I had spotted Fort Jackson on the map, and it was marked as a historical site, so I figured it was more than just a campsite named after a long-gone fort.  It was well-marked, so we had no trouble finding the beautifully constructed old (1822!) masonry building.  Unfortunately, it was closed, probably in the wake of Katrina, but we could drive along the access road between the fort and the river.  We parked there and got out to explore the area that wasn't closed.  Up on the levee was an observation point with a wonderful view of the river and the fort, and of a bayou across the river known as Mardi Gras Bayou that is said to have the oldest place name (1699!) in the Mississippi Valley.

This little tour would have been exactly as I expected it to be, except for the constant thwapping of helicopter blades.  Some sort of relief effort was being conducted from the fort property, and many helicopters were taking off in quick succession.  They were dangling cables loaded with...something.  Dispersant?  Cameras?  Cheryl and I could hardly contain our curiosity.

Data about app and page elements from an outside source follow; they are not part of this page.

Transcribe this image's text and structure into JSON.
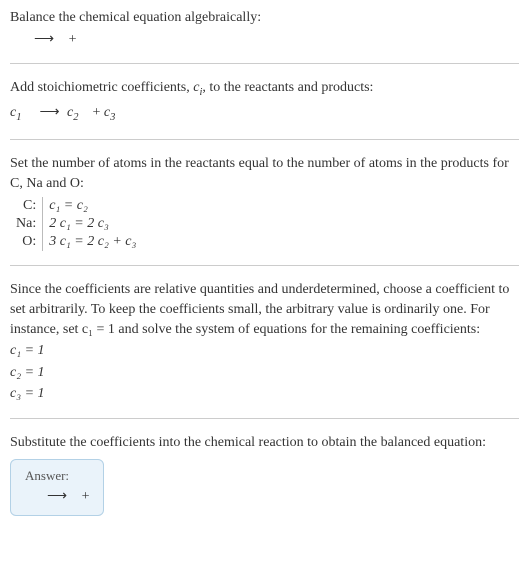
{
  "intro": {
    "line1": "Balance the chemical equation algebraically:",
    "line2_prefix": "",
    "arrow": "⟶",
    "plus": "+"
  },
  "stoich": {
    "line1": "Add stoichiometric coefficients, ",
    "ci": "c",
    "ci_sub": "i",
    "line1b": ", to the reactants and products:",
    "c1": "c",
    "c1_sub": "1",
    "c2": "c",
    "c2_sub": "2",
    "c3": "c",
    "c3_sub": "3"
  },
  "atoms": {
    "line1": "Set the number of atoms in the reactants equal to the number of atoms in the products for C, Na and O:",
    "rows": [
      {
        "label": "C:",
        "eq": "c₁ = c₂"
      },
      {
        "label": "Na:",
        "eq": "2 c₁ = 2 c₃"
      },
      {
        "label": "O:",
        "eq": "3 c₁ = 2 c₂ + c₃"
      }
    ]
  },
  "choose": {
    "para": "Since the coefficients are relative quantities and underdetermined, choose a coefficient to set arbitrarily. To keep the coefficients small, the arbitrary value is ordinarily one. For instance, set c₁ = 1 and solve the system of equations for the remaining coefficients:",
    "sol": [
      "c₁ = 1",
      "c₂ = 1",
      "c₃ = 1"
    ]
  },
  "subst": {
    "line": "Substitute the coefficients into the chemical reaction to obtain the balanced equation:"
  },
  "answer": {
    "label": "Answer:",
    "arrow": "⟶",
    "plus": "+"
  }
}
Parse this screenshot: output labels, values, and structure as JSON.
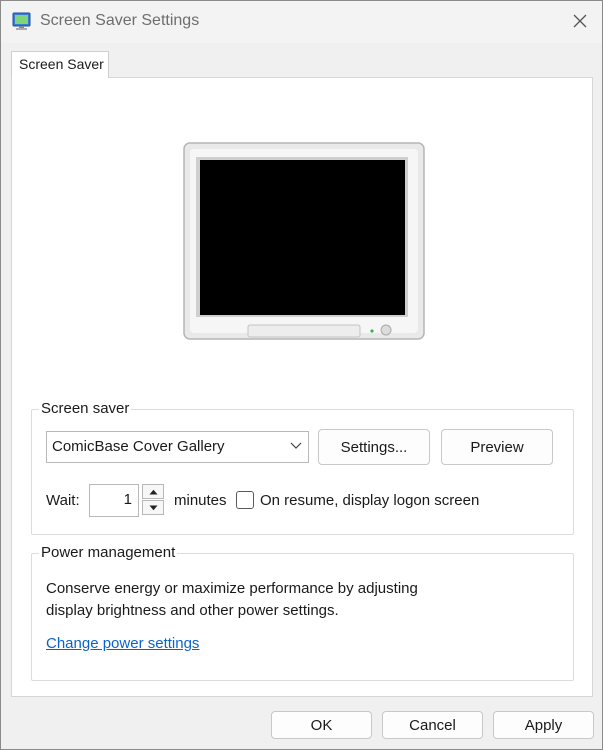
{
  "window": {
    "title": "Screen Saver Settings",
    "icons": {
      "app": "screen-saver-app-icon",
      "close": "close-icon"
    }
  },
  "tabs": [
    {
      "label": "Screen Saver",
      "selected": true
    }
  ],
  "preview_monitor": {
    "icon": "monitor-preview-icon",
    "screen_color": "#000000"
  },
  "screen_saver_group": {
    "title": "Screen saver",
    "selected_saver": "ComicBase Cover Gallery",
    "settings_label": "Settings...",
    "preview_label": "Preview",
    "wait_label": "Wait:",
    "wait_value": "1",
    "minutes_label": "minutes",
    "logon_checkbox_label": "On resume, display logon screen",
    "logon_checked": false
  },
  "power_group": {
    "title": "Power management",
    "description_line1": "Conserve energy or maximize performance by adjusting",
    "description_line2": "display brightness and other power settings.",
    "link_label": "Change power settings"
  },
  "footer": {
    "ok_label": "OK",
    "cancel_label": "Cancel",
    "apply_label": "Apply"
  },
  "colors": {
    "link": "#0a64c8",
    "window_bg": "#f0f0f0",
    "panel_bg": "#ffffff"
  }
}
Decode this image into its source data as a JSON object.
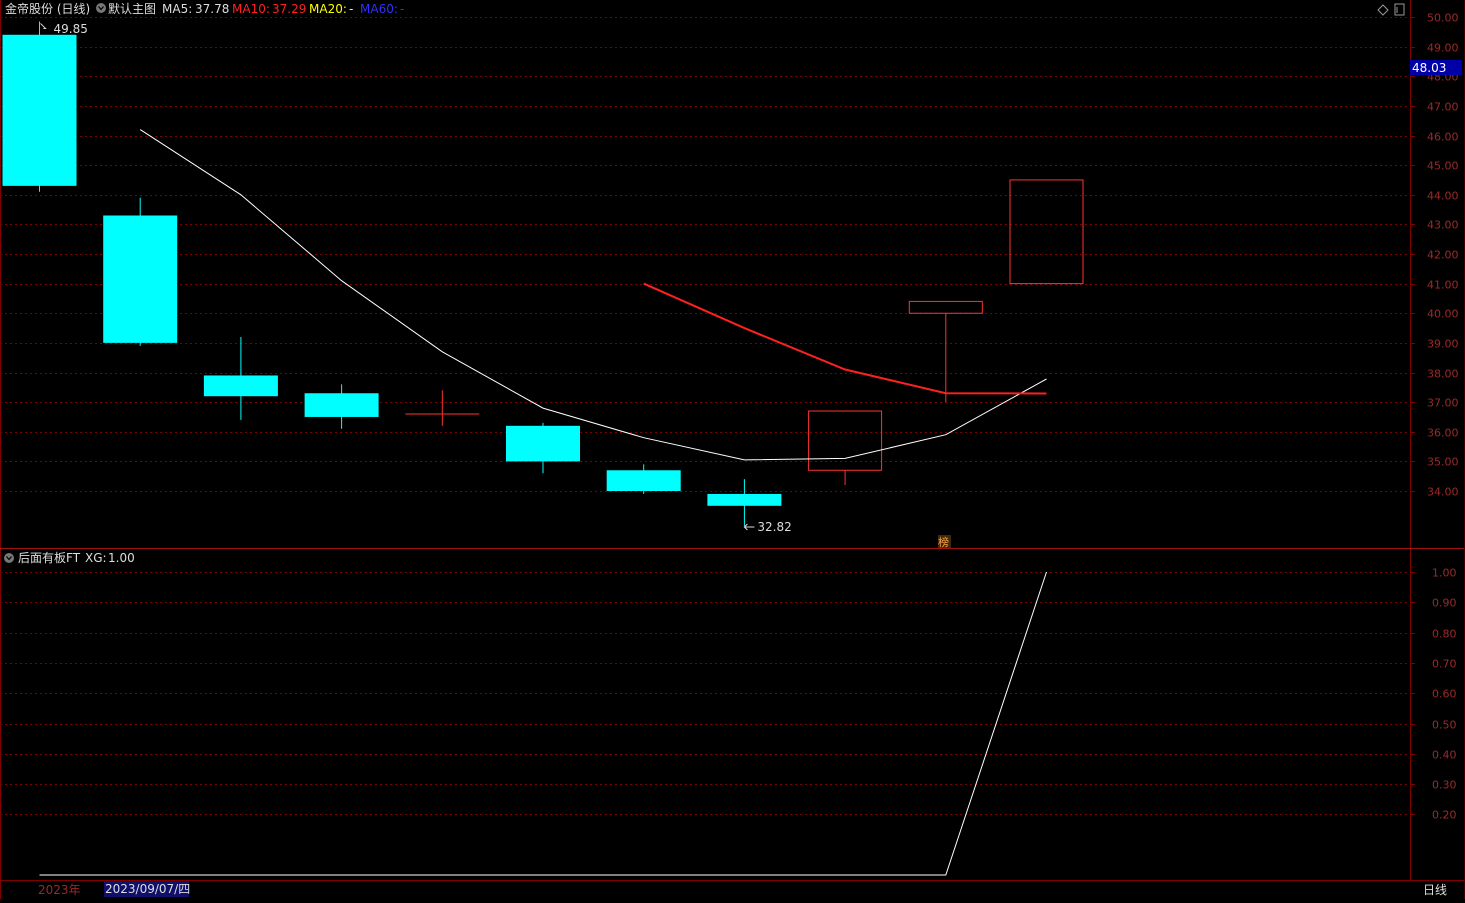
{
  "header": {
    "stock_name": "金帝股份 (日线)",
    "template": "默认主图",
    "ma5_label": "MA5:",
    "ma5_value": "37.78",
    "ma10_label": "MA10:",
    "ma10_value": "37.29",
    "ma20_label": "MA20:",
    "ma20_value": "-",
    "ma60_label": "MA60:",
    "ma60_value": "-"
  },
  "indicator": {
    "name": "后面有板FT",
    "xg_label": "XG:",
    "xg_value": "1.00"
  },
  "current_price_tag": "48.03",
  "annotations": {
    "high": "49.85",
    "low": "32.82",
    "marker": "榜"
  },
  "bottom_bar": {
    "year": "2023年",
    "date": "2023/09/07/四",
    "period": "日线"
  },
  "colors": {
    "up": "#ff3232",
    "down": "#00ffff",
    "ma5": "#ffffff",
    "ma10": "#ff2020",
    "ma20": "#ffff00",
    "ma60": "#3030ff",
    "grid": "#800000",
    "axis_text": "#9a2a2a",
    "price_tag_bg": "#0000a8"
  },
  "chart_data": [
    {
      "type": "candlestick",
      "title": "金帝股份 (日线)",
      "y_ticks": [
        "34.00",
        "35.00",
        "36.00",
        "37.00",
        "38.00",
        "39.00",
        "40.00",
        "41.00",
        "42.00",
        "43.00",
        "44.00",
        "45.00",
        "46.00",
        "47.00",
        "48.00",
        "49.00",
        "50.00"
      ],
      "ylim": [
        32.0,
        50.0
      ],
      "candles": [
        {
          "open": 49.4,
          "high": 49.85,
          "low": 44.1,
          "close": 44.3
        },
        {
          "open": 43.3,
          "high": 43.9,
          "low": 38.9,
          "close": 39.0
        },
        {
          "open": 37.9,
          "high": 39.2,
          "low": 36.4,
          "close": 37.2
        },
        {
          "open": 37.3,
          "high": 37.6,
          "low": 36.1,
          "close": 36.5
        },
        {
          "open": 36.6,
          "high": 37.4,
          "low": 36.2,
          "close": 36.6
        },
        {
          "open": 36.2,
          "high": 36.3,
          "low": 34.6,
          "close": 35.0
        },
        {
          "open": 34.7,
          "high": 34.9,
          "low": 33.9,
          "close": 34.0
        },
        {
          "open": 33.9,
          "high": 34.4,
          "low": 32.82,
          "close": 33.5
        },
        {
          "open": 34.7,
          "high": 36.7,
          "low": 34.2,
          "close": 36.7
        },
        {
          "open": 40.0,
          "high": 40.4,
          "low": 37.0,
          "close": 40.4
        },
        {
          "open": 41.0,
          "high": 44.5,
          "low": 41.0,
          "close": 44.5
        }
      ],
      "ma5": [
        null,
        46.2,
        44.0,
        41.1,
        38.7,
        36.8,
        35.8,
        35.05,
        35.1,
        35.9,
        37.78
      ],
      "ma10": [
        null,
        null,
        null,
        null,
        null,
        null,
        41.0,
        39.5,
        38.1,
        37.3,
        37.29
      ]
    },
    {
      "type": "line",
      "title": "后面有板FT",
      "series": [
        {
          "name": "XG",
          "values": [
            0,
            0,
            0,
            0,
            0,
            0,
            0,
            0,
            0,
            0,
            1.0
          ]
        }
      ],
      "y_ticks": [
        "0.20",
        "0.30",
        "0.40",
        "0.50",
        "0.60",
        "0.70",
        "0.80",
        "0.90",
        "1.00"
      ],
      "ylim": [
        0.0,
        1.0
      ]
    }
  ]
}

We didn't feel comfortable striding into that busy makeshift heliport, so we approached two gentlemen walking across the parking lot.  They were wearing protective jumpsuits and had just disembarked from a helicopter that didn't seem to be associated with the others.  It turned out that they were with the Fish and Wildlife Commission, and they'd been out doing reconnaissance.  They'd come in to deliver an oiled pelican to someone who could help.  We asked if they'd seen the spill.  They said, yes, and that it was bad.  They gestured across the highway and said "It's about fifteen miles over there."

Now the twisty river makes the geography of that area mindbendingly difficult to grasp, but I know one thing.  Fifteen miles isn't as far as I'd like it to be.  We were well above the end of the road at Venice, and Venice is a long way from the river outlets.  I did not like hearing that the oil had come up so far.

The two workers needed to go get some lunch, so we didn't keep them, but we did ask if they knew what the helicopters at Fort Jackson were carrying.  "Sandbags," they said.   "To fill the gaps between some of the barrier islands."

Now, sand is heavy.  The sandbags that those big helicopters were able to carry were relatively small.  How many trips will it take to move an appreciable amount of sand by air?  Nevertheless, those pilots were giving it a good try.  Helicopters came and went so rapidly that the whole area sounded like a war zone.

Here's one of the choppers flying over the old fort.  You can see the sandbag cable dangling.

And here are some other helicopters, flying over the fort's riverside lookout post, heading off on a mission that doesn't seem to involve sandbags.  They were heading across the river, while the sandbag activities seemed to be west of us.  I'm thinking they were doing reconnaissance.

When we left Fort Jackson, we headed to the end of the road in Venice.  There, we saw a command post sending many workers out into the spill zone.  When we got back to the house where we were staying, we were surprised to see another command post at the marina there.  Again, workers arrived by the busload, and a flotilla of boats loaded with passengers were heading out.

Two things crossed my mind.  First, all that effort is just not enough.  Huge efforts by lots of people will help the situation, but the affected area is unimaginably vast.  And second, I was disconcerted to see so much work being done so far north.

We had plans the next day to take a boat out to see the spill.  The presence of these workers made me think we wouldn't need to travel nearly as far as I would like.

Until tomorrow--
Mary Anna

1 comment:

  1. Oh, those poor people in that community! To have the constant buzz of helicopters working at a Sisyphean task. What a terrible thing all around.